Which repository: Learning Objects vs Open Access research
April 9, 2008 3 Comments
As previously referred to, there has been an amount of cross-project work with Streamline through which it has become apparent that the requirements of a Learning Object repository are potentially very different from those of a repository dedicated to Open Access to research (primarily due to the way in which the respective types of repository are searched) and that the software that has been reviewed (both Open Source and proprietary) tends to be specialised to one specific type of content (although the respective software developers themselves may disagree).
The issue (heavily informed by the work being undertaken by the Streamline team) has necessarily delayed the choice of software that will be used and the ideal is to choose the platform that is best suited to both projects as well as being extensible to an ever wider range of digital objects in the future.
I’m sure my colleagues from Streamline will correct me if necessary – bear with me, I’m still getting to grips with that project and am able to follow more of the discussion at each subsequent meeting (!) – but my understanding is that two of the aims of Streamline are to:
- develop a tool that will auto-generate standard metadata based on the documentation associated with multi-media LOs
- develop a repository search-interface that then uses that auto-generated metadata in a controlled way to provide targeted resource-discovery but that will also facilitate serendipitous discovery of resources in a way analogous to spotting an adjacent book on a library shelf.
The consensus from the Streamline team seems to be that the majority of the software we have looked at does not make adequate use of metadata (often painstakingly entered) using it only as a filter to refine a search after a brute-force Google type trawl through repository content and perhaps the metadata side of repositories dedicated to OA has been neglected as (as noted in a previous post) traffic tends to come in via the mighty Google (or similar) anyway; this is obviously not conducive to an LO repository that will be searched in a very different way – often from within an individual institution or small subset of institutions.
Which brings us to Google itself.
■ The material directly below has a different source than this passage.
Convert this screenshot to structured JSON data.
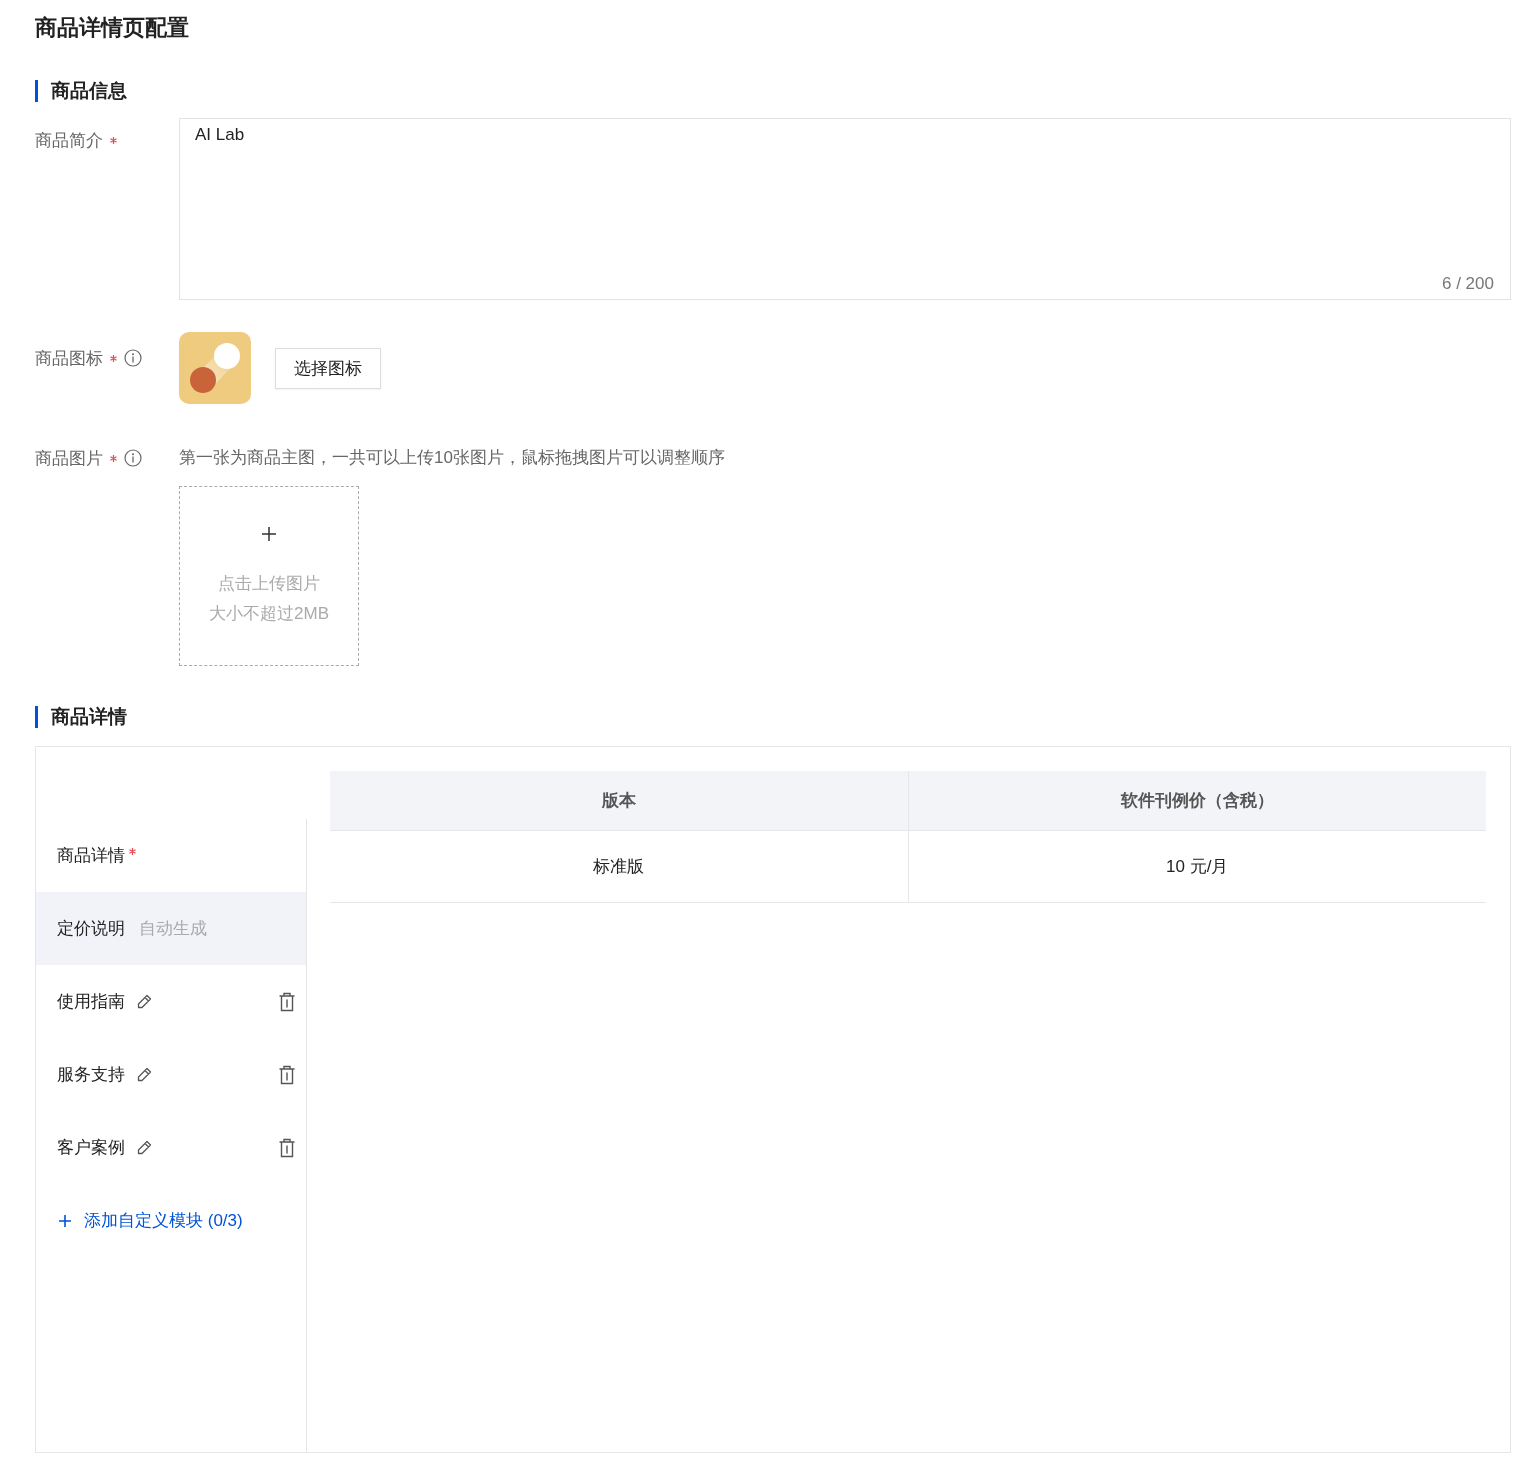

I confess to not knowing a great deal about how Google actually works but it is my understanding that it does not pay much heed to metadata and just indexes everything – how this is then ranked is something of a mystery to me and I have heard it suggested that the success of the interface is actually based on it’s perceived efficacy at discovering pertinent resources in the top 10 or 20 hits rather than its actual ability to identify the most relevant resource all (or even some) of the time.
NB. I assume the OAI-PMH (Open Access Initiative on Metadata Harvesting) with which all OA archives are compliant has some beneficial effects on hit ranking than would be achieved through brute indexing of repository content in the normal course of things (note to self: must look again at the OAI-PMH tutorial.)
I am a very long way from being a metadata expert but I believe there are those who think that metadata as we traditionally understand it has had its day and that Web 2.0 technologies (social bookmarking, tagging et al) coupled with Google’s bulldozer approach will usher in a brave new world of resource discovery – there may indeed be some truth in that though the librarian in me, and a little historical perspective, suggest that they will rather complement the existing models.
And anyway, at this stage, the burning issue is STILL “Which repository?” – IR day (as I call it) is now scheduled for April 16th!